A lot of "facts" you'll find on the internet are often people's individual views, based on inaccurate information repeated from poor quality sources.
The information I provide in this article and others is based not just on my own experience, but on evidenced facts from scientific, peer-reviewed research and books from highly respected and experienced poultry keepers such as Gail Damerow.
Some of the sources I have used in this article are these.
1. Galef, B. and Giraldeau, L: Social influences on foraging in vertebrates. Pub. Journal of Animal Behaviour, 2001.
2. Center for Disease Control and Prevention: Rabies - a Forgotten Killer. Pub. 2019.
3. Davis, H: The Raccoon: A Study in Animal Intelligence.

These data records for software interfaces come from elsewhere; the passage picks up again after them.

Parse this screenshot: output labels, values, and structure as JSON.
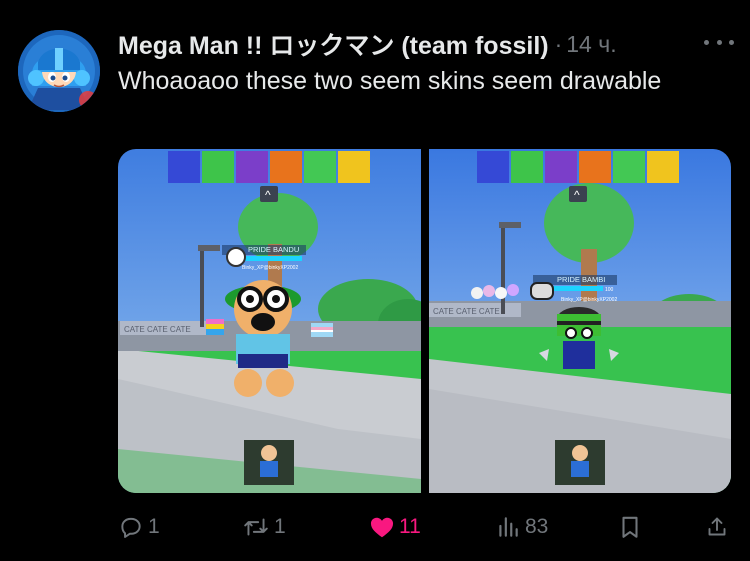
{
  "author": {
    "display_name": "Mega Man !! ロックマン (team fossil)",
    "separator": "·",
    "time": "14 ч."
  },
  "tweet": {
    "text": "Whoaoaoo these two seem skins seem drawable"
  },
  "media": {
    "left": {
      "nameplate": "PRIDE BANDU",
      "subtag": "Binky_XP@binkyXP2002",
      "sign": "CATE CATE CATE",
      "prompt": "^"
    },
    "right": {
      "nameplate": "PRIDE BAMBI",
      "level": "100",
      "subtag": "Binky_XP@binkyXP2002",
      "sign": "CATE CATE CATE",
      "prompt": "^"
    }
  },
  "actions": {
    "replies": "1",
    "reposts": "1",
    "likes": "11",
    "views": "83"
  },
  "colors": {
    "background": "#000000",
    "text": "#e7e9ea",
    "muted": "#71767b",
    "like_active": "#f91880"
  }
}
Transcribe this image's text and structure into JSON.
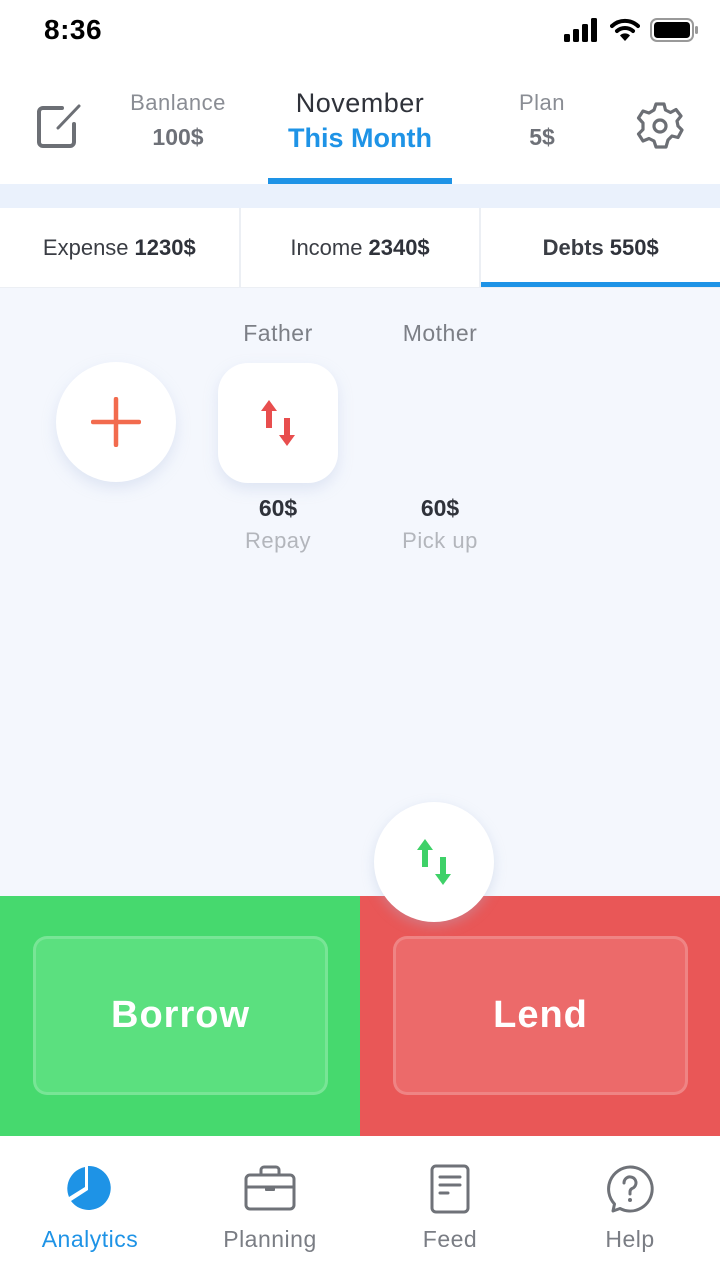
{
  "status_bar": {
    "time": "8:36",
    "icons": [
      "signal-icon",
      "wifi-icon",
      "battery-icon"
    ]
  },
  "header": {
    "balance": {
      "label": "Banlance",
      "value": "100$"
    },
    "month": {
      "name": "November",
      "period": "This Month"
    },
    "plan": {
      "label": "Plan",
      "value": "5$"
    },
    "icons": {
      "left": "edit-icon",
      "right": "gear-icon"
    }
  },
  "tabs": [
    {
      "label": "Expense",
      "value": "1230$",
      "active": false
    },
    {
      "label": "Income",
      "value": "2340$",
      "active": false
    },
    {
      "label": "Debts",
      "value": "550$",
      "active": true
    }
  ],
  "debts": {
    "add_icon": "plus-icon",
    "people": [
      {
        "name": "Father",
        "amount": "60$",
        "action": "Repay",
        "icon": "swap-arrows-icon"
      },
      {
        "name": "Mother",
        "amount": "60$",
        "action": "Pick up"
      }
    ]
  },
  "actions": {
    "borrow": "Borrow",
    "lend": "Lend",
    "swap_icon": "swap-arrows-icon"
  },
  "bottom_nav": [
    {
      "label": "Analytics",
      "icon": "pie-chart-icon",
      "active": true
    },
    {
      "label": "Planning",
      "icon": "briefcase-icon",
      "active": false
    },
    {
      "label": "Feed",
      "icon": "document-icon",
      "active": false
    },
    {
      "label": "Help",
      "icon": "help-bubble-icon",
      "active": false
    }
  ],
  "colors": {
    "accent": "#1e93e6",
    "borrow": "#46d96e",
    "lend": "#e95757",
    "plus": "#f26b4e",
    "arrow_red": "#e84e4e",
    "arrow_green": "#3ed168"
  }
}
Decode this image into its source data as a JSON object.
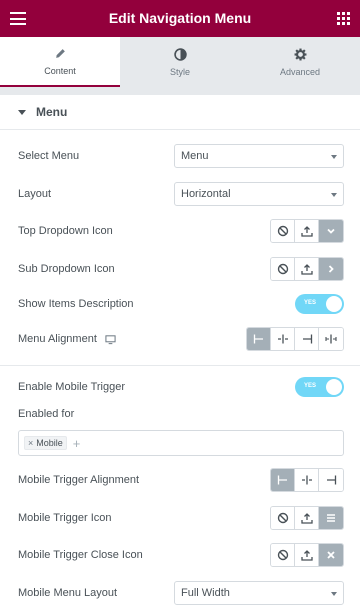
{
  "header": {
    "title": "Edit Navigation Menu",
    "menu_icon": "hamburger-icon",
    "apps_icon": "grid-icon"
  },
  "tabs": [
    {
      "label": "Content",
      "icon": "pencil-icon",
      "active": true
    },
    {
      "label": "Style",
      "icon": "contrast-icon",
      "active": false
    },
    {
      "label": "Advanced",
      "icon": "gear-icon",
      "active": false
    }
  ],
  "section": {
    "title": "Menu"
  },
  "fields": {
    "select_menu": {
      "label": "Select Menu",
      "value": "Menu"
    },
    "layout": {
      "label": "Layout",
      "value": "Horizontal"
    },
    "top_dropdown_icon": {
      "label": "Top Dropdown Icon"
    },
    "sub_dropdown_icon": {
      "label": "Sub Dropdown Icon"
    },
    "show_items_description": {
      "label": "Show Items Description",
      "toggle_text": "YES",
      "on": true
    },
    "menu_alignment": {
      "label": "Menu Alignment"
    },
    "enable_mobile_trigger": {
      "label": "Enable Mobile Trigger",
      "toggle_text": "YES",
      "on": true
    },
    "enabled_for": {
      "label": "Enabled for",
      "tags": [
        "Mobile"
      ],
      "tag_remove": "×",
      "add_symbol": "+"
    },
    "mobile_trigger_alignment": {
      "label": "Mobile Trigger Alignment"
    },
    "mobile_trigger_icon": {
      "label": "Mobile Trigger Icon"
    },
    "mobile_trigger_close_icon": {
      "label": "Mobile Trigger Close Icon"
    },
    "mobile_menu_layout": {
      "label": "Mobile Menu Layout",
      "value": "Full Width"
    }
  },
  "colors": {
    "brand": "#93003c",
    "toggle_on": "#71d7f7",
    "selected_option": "#a4afb7",
    "text": "#495157"
  }
}
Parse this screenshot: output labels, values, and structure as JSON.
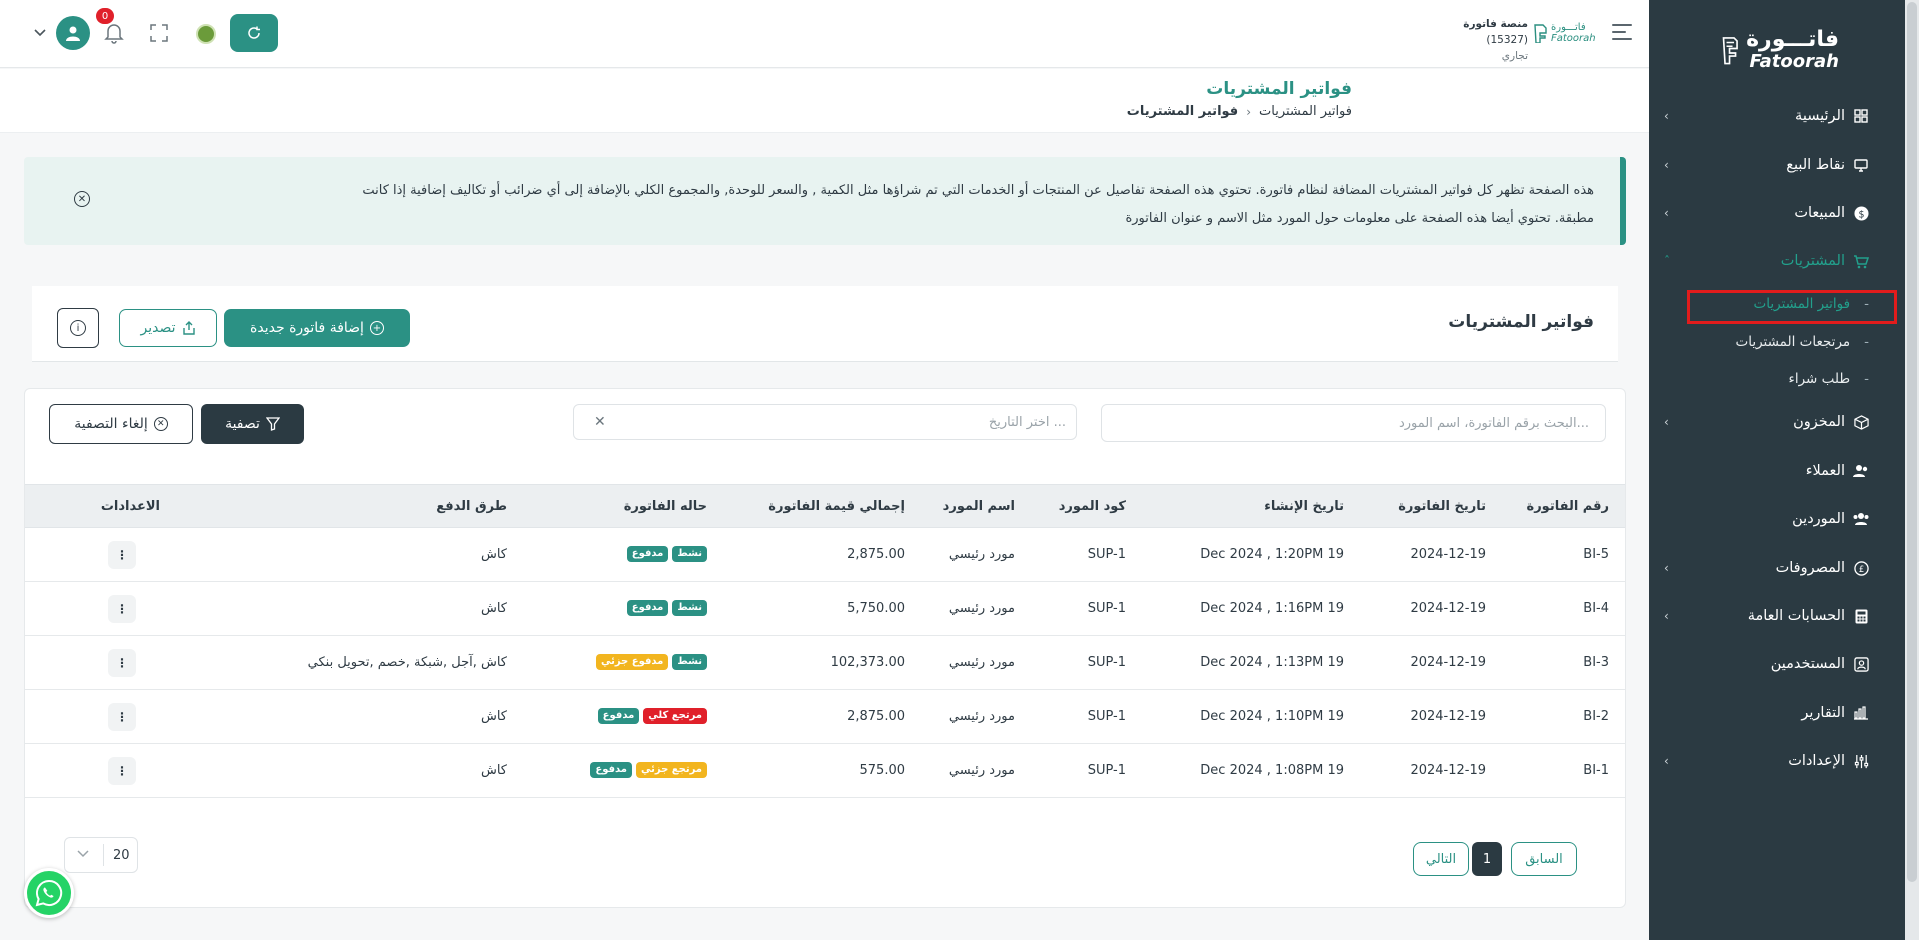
{
  "sidebar": {
    "logo": {
      "ar": "فاتـــورة",
      "en": "Fatoorah"
    },
    "items": [
      {
        "label": "الرئيسية",
        "icon": "grid-icon",
        "chevron": true
      },
      {
        "label": "نقاط البيع",
        "icon": "monitor-icon",
        "chevron": true
      },
      {
        "label": "المبيعات",
        "icon": "dollar-icon",
        "chevron": true
      },
      {
        "label": "المشتريات",
        "icon": "cart-icon",
        "chevron": true,
        "active": true
      },
      {
        "label": "المخزون",
        "icon": "box-icon",
        "chevron": true
      },
      {
        "label": "العملاء",
        "icon": "users-icon",
        "chevron": false
      },
      {
        "label": "الموردين",
        "icon": "suppliers-icon",
        "chevron": false
      },
      {
        "label": "المصروفات",
        "icon": "currency-icon",
        "chevron": true
      },
      {
        "label": "الحسابات العامة",
        "icon": "calculator-icon",
        "chevron": true
      },
      {
        "label": "المستخدمين",
        "icon": "user-card-icon",
        "chevron": false
      },
      {
        "label": "التقارير",
        "icon": "chart-icon",
        "chevron": false
      },
      {
        "label": "الإعدادات",
        "icon": "sliders-icon",
        "chevron": true
      }
    ],
    "subitems": [
      {
        "label": "فواتير المشتريات",
        "active": true
      },
      {
        "label": "مرتجعات المشتريات"
      },
      {
        "label": "طلب شراء"
      }
    ]
  },
  "topbar": {
    "company_name": "منصة فاتورة",
    "company_id": "(15327)",
    "company_type": "تجاري",
    "brand_small_ar": "فاتـــورة",
    "brand_small_en": "Fatoorah",
    "notifications_count": "0"
  },
  "page": {
    "title": "فواتير المشتريات",
    "breadcrumb": [
      "فواتير المشتريات",
      "فواتير المشتريات"
    ]
  },
  "info": {
    "text": "هذه الصفحة تظهر كل فواتير المشتريات المضافة لنظام فاتورة. تحتوي هذه الصفحة تفاصيل عن المنتجات أو الخدمات التي تم شراؤها مثل الكمية , والسعر للوحدة, والمجموع الكلي بالإضافة إلى أي ضرائب أو تكاليف إضافية إذا كانت مطبقة. تحتوي أيضا هذه الصفحة على معلومات حول المورد مثل الاسم و عنوان الفاتورة"
  },
  "card": {
    "title": "فواتير المشتريات",
    "add_label": "إضافة فاتورة جديدة",
    "export_label": "تصدير"
  },
  "filters": {
    "search_placeholder": "البحث برقم الفاتورة، اسم المورد...",
    "date_placeholder": "اختر التاريخ ...",
    "filter_label": "تصفية",
    "clear_label": "إلغاء التصفية"
  },
  "table": {
    "headers": {
      "number": "رقم الفاتورة",
      "date": "تاريخ الفاتورة",
      "created": "تاريخ الإنشاء",
      "supplier_code": "كود المورد",
      "supplier_name": "اسم المورد",
      "total": "إجمالي قيمة الفاتورة",
      "status": "حاله الفاتورة",
      "payment": "طرق الدفع",
      "settings": "الاعدادات"
    },
    "rows": [
      {
        "number": "BI-5",
        "date": "2024-12-19",
        "created": "19 Dec 2024 , 1:20PM",
        "supplier_code": "SUP-1",
        "supplier_name": "مورد رئيسي",
        "total": "2,875.00",
        "payment": "كاش",
        "tags": [
          {
            "label": "نشط",
            "color": "green"
          },
          {
            "label": "مدفوع",
            "color": "green"
          }
        ]
      },
      {
        "number": "BI-4",
        "date": "2024-12-19",
        "created": "19 Dec 2024 , 1:16PM",
        "supplier_code": "SUP-1",
        "supplier_name": "مورد رئيسي",
        "total": "5,750.00",
        "payment": "كاش",
        "tags": [
          {
            "label": "نشط",
            "color": "green"
          },
          {
            "label": "مدفوع",
            "color": "green"
          }
        ]
      },
      {
        "number": "BI-3",
        "date": "2024-12-19",
        "created": "19 Dec 2024 , 1:13PM",
        "supplier_code": "SUP-1",
        "supplier_name": "مورد رئيسي",
        "total": "102,373.00",
        "payment": "كاش ,آجل ,شبكة ,خصم ,تحويل بنكي",
        "tags": [
          {
            "label": "نشط",
            "color": "green"
          },
          {
            "label": "مدفوع جزئي",
            "color": "yellow"
          }
        ]
      },
      {
        "number": "BI-2",
        "date": "2024-12-19",
        "created": "19 Dec 2024 , 1:10PM",
        "supplier_code": "SUP-1",
        "supplier_name": "مورد رئيسي",
        "total": "2,875.00",
        "payment": "كاش",
        "tags": [
          {
            "label": "مرتجع كلي",
            "color": "red"
          },
          {
            "label": "مدفوع",
            "color": "green"
          }
        ]
      },
      {
        "number": "BI-1",
        "date": "2024-12-19",
        "created": "19 Dec 2024 , 1:08PM",
        "supplier_code": "SUP-1",
        "supplier_name": "مورد رئيسي",
        "total": "575.00",
        "payment": "كاش",
        "tags": [
          {
            "label": "مرتجع جزئي",
            "color": "yellow"
          },
          {
            "label": "مدفوع",
            "color": "green"
          }
        ]
      }
    ]
  },
  "pagination": {
    "prev_label": "السابق",
    "current_page": "1",
    "next_label": "التالي",
    "per_page": "20"
  },
  "colors": {
    "accent": "#2b9184",
    "sidebar": "#2b3a42",
    "danger": "#e0202a",
    "warning": "#f2b51f",
    "highlight_box": "#e21c1c"
  }
}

Pub. American Journal of Psychology, 1907.
4. Damerow, G: What's Killing My Chickens? Pub. Storey, 2019.